Recorded data:
* * * * * * *
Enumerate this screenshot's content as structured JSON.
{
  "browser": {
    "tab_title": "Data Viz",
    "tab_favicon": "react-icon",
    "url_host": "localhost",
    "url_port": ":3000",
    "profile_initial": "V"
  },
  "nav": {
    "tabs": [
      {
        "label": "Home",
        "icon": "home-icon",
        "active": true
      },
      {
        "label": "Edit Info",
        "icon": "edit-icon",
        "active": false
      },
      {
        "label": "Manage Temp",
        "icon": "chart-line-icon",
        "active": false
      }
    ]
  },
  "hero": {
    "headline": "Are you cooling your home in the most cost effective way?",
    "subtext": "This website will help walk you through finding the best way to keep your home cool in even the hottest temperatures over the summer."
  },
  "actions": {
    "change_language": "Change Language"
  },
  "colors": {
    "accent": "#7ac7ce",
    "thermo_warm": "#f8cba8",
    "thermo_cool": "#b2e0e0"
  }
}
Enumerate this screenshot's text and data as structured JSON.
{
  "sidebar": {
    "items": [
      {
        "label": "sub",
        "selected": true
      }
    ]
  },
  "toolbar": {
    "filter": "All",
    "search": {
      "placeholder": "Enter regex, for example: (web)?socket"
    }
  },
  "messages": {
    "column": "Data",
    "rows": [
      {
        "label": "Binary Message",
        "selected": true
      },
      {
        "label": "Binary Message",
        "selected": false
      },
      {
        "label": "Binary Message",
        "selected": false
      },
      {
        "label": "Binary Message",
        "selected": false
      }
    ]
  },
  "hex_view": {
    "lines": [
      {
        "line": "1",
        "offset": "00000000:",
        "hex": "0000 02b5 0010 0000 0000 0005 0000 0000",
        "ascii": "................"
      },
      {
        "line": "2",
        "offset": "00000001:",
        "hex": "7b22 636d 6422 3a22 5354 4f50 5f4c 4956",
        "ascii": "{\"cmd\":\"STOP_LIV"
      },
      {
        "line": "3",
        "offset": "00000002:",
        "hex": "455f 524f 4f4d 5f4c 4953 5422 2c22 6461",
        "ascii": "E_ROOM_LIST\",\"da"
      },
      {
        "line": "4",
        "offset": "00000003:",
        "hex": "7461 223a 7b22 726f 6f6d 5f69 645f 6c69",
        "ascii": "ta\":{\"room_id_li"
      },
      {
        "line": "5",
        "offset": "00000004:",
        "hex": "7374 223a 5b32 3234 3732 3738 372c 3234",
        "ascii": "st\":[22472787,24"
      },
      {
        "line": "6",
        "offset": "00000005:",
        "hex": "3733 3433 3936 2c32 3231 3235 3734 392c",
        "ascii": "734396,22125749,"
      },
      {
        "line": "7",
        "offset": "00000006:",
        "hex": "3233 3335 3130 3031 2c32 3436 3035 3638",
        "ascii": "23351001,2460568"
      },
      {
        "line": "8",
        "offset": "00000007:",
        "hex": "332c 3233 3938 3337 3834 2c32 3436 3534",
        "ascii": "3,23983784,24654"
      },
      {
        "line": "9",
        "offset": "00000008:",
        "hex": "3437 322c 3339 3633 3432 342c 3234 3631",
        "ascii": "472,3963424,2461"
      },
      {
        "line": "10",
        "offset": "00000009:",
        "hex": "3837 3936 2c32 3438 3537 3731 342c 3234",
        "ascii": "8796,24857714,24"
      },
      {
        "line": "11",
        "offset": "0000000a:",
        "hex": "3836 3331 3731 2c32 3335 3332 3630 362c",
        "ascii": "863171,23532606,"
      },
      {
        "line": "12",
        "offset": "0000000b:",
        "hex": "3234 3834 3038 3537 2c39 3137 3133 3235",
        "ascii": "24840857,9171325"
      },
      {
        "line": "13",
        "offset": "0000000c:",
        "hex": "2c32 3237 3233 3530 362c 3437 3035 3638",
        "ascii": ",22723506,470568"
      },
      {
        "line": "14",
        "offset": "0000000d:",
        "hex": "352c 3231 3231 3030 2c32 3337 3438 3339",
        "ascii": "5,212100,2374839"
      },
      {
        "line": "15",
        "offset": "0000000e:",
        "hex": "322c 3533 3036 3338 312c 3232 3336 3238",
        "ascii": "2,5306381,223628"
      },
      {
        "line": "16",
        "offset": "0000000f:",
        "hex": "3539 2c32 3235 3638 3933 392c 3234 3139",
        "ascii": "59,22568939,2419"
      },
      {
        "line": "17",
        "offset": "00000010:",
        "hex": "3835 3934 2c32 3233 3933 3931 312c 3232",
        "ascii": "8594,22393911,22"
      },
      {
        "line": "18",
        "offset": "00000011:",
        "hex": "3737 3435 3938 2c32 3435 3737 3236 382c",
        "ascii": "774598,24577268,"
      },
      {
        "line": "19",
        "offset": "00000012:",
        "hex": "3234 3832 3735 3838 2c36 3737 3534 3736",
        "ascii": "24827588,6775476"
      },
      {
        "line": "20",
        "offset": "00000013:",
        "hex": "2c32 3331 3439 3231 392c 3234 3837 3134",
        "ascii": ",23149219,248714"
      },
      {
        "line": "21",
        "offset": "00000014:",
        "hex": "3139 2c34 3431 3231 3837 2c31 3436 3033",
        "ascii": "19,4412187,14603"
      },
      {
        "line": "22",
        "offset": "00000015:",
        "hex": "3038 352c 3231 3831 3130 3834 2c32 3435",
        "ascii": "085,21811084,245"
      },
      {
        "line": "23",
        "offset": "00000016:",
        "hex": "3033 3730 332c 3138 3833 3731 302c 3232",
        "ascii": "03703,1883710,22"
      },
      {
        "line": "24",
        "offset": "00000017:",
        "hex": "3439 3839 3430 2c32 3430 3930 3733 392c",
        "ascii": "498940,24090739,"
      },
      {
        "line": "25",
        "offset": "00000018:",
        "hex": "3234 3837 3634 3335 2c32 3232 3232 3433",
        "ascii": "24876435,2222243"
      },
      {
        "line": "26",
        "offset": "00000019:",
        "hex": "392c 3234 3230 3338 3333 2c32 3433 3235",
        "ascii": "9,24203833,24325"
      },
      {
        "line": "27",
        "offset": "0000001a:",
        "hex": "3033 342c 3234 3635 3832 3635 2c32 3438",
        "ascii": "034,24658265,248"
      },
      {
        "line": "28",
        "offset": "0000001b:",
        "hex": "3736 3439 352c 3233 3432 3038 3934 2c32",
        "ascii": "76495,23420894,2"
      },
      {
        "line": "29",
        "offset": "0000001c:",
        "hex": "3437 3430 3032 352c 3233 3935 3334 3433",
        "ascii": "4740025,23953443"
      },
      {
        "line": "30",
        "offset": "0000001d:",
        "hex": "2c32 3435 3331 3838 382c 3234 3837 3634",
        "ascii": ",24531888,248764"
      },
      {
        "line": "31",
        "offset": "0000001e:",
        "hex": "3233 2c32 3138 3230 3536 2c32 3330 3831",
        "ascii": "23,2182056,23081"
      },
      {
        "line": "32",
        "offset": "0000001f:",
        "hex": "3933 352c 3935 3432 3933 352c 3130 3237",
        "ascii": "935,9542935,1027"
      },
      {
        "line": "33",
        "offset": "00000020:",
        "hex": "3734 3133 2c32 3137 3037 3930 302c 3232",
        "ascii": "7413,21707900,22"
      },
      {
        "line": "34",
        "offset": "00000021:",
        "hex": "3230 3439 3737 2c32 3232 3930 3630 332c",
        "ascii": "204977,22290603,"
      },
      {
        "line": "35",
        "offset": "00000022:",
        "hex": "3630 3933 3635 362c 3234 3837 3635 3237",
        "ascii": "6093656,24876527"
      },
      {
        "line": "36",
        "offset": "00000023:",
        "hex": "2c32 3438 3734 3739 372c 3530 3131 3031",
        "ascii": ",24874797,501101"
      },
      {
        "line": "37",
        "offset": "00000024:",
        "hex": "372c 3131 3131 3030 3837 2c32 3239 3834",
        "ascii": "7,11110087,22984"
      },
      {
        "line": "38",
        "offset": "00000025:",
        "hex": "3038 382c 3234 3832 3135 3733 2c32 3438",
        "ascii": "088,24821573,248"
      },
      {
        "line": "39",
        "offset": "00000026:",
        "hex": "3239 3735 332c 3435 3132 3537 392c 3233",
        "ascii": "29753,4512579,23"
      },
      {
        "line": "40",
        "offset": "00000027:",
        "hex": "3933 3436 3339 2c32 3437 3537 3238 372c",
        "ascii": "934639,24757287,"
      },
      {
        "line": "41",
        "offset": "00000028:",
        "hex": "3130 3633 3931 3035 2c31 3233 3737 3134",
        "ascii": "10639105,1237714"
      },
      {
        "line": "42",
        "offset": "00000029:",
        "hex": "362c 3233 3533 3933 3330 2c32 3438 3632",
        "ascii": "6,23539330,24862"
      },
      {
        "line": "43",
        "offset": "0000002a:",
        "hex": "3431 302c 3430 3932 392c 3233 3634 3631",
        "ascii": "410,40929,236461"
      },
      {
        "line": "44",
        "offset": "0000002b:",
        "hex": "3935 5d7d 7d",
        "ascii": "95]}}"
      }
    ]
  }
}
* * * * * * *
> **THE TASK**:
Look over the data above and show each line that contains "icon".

> **TASK RESULT**:
    "tab_favicon": "react-icon",
        "icon": "home-icon",
        "icon": "edit-icon",
        "icon": "chart-line-icon",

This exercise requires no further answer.